Control the controllables
In any given situation, there are things we can’t control and things we can control. To use a sports analogy, in a game, you can’t control what the referees do or what the other team does, you can only control how you respond to them. No matter how unfair a ref’s call or how frustrating the action of an opponent, you can only control your effort, attitude, and response to these uncontrollables to influence the outcome of the game. In this coronavirus world, new norms (like wearing face masks in public) or things that happen to you (like being laid off) are things that are beyond your control. Establishing a familiar ritual (like a daily walk) or how you respond to the uncontrollables (like your attitude) are within your control.
Even while mourning the losses and changes you’ve experienced due to this pandemic, you can channel your energy into the things you can control. You can search for new jobs if you were laid off; you can work on adjusting wedding plans to a new date; you can make your work-from-home space comfortable and inviting; you can find activities your kids can do at home. Taking action reminds you that there are things you can control, even when so much of your life feels out of your control due to these unforeseen changes. Taking action might include proactive steps like honing your skills for a job interview or your fall season, or it could look like keeping a daily gratitude journal to cultivate a more positive mindset.
While it’s important to take time to intentionally grieve, as mentioned, you can continue to grieve and simultaneously take action in whatever way you can control. Contrary to popular belief, grieving is not necessarily a distinct time period that nicely ends and gets wrapped up with a bow. Rather, grieving is often an ongoing process that can happen even as we seemingly “move on.” So, you can both be angry, sad, frustrated (or whatever emotion the changes brought by this pandemic may evoke) and feel motivated, grateful, hopeful, or whatever other feelings focusing on the controllables may elicit.

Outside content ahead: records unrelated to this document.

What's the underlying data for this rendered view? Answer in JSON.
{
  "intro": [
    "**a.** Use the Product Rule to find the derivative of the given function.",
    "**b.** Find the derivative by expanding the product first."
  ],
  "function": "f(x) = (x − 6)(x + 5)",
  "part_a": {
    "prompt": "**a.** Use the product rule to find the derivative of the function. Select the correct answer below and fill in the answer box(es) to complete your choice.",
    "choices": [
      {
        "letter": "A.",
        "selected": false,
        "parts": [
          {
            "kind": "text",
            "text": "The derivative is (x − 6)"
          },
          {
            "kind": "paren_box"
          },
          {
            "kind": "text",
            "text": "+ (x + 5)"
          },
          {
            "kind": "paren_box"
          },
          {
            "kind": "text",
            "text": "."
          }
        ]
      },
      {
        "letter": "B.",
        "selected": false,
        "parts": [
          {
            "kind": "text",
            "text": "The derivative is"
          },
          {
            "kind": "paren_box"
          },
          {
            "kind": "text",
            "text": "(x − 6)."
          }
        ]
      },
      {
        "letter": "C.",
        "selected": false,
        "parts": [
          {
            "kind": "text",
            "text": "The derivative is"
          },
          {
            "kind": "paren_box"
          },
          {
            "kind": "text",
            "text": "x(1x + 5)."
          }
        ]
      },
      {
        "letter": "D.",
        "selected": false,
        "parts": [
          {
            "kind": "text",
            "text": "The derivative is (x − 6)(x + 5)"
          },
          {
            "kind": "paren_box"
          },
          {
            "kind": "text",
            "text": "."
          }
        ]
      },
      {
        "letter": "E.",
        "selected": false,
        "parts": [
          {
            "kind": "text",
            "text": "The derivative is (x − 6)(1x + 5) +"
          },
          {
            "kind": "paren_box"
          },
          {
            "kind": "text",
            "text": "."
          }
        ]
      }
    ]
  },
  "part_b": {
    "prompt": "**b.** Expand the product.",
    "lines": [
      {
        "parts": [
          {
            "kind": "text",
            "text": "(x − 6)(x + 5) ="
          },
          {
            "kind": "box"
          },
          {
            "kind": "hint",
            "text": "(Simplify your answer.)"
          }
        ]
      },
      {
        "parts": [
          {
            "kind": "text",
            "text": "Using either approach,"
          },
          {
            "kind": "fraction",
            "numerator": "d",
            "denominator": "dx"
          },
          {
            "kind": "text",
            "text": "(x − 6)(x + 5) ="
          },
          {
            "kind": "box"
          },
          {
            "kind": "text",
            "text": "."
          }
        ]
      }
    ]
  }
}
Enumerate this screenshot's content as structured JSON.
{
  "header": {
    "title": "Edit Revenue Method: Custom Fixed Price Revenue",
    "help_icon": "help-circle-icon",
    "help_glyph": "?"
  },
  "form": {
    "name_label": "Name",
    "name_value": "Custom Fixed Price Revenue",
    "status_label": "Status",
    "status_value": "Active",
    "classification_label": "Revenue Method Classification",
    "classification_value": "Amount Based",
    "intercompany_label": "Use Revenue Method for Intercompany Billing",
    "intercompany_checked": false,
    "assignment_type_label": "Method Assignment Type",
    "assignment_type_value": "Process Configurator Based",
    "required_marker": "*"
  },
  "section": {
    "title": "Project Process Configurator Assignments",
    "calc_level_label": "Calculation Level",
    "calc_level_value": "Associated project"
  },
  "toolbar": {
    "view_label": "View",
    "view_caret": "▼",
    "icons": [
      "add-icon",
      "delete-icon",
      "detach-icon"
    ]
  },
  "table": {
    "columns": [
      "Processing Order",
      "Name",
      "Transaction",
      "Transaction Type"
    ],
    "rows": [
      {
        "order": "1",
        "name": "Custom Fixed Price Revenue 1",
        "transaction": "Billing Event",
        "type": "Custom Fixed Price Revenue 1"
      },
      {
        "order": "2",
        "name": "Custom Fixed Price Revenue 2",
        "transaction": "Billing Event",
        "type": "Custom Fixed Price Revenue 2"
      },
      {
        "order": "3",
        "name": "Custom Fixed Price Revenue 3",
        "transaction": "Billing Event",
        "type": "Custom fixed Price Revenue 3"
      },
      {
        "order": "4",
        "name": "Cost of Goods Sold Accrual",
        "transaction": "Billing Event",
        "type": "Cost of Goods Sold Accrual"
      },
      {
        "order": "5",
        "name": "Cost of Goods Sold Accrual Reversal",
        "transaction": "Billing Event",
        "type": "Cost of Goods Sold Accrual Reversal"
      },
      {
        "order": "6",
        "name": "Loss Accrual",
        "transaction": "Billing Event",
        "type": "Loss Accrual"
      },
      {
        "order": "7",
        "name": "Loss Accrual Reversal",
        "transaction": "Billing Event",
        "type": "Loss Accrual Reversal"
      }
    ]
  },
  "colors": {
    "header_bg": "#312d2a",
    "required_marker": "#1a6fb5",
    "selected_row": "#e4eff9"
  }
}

Life is a series of seasons, and change is always inevitable. But the changes wrought by coronavirus have been unusual in that they were sudden, extreme, and for most of us, unlike anything we’ve experienced before. For this reason, we could all benefit from incorporating a few practices into our lives to help us navigate change more gracefully.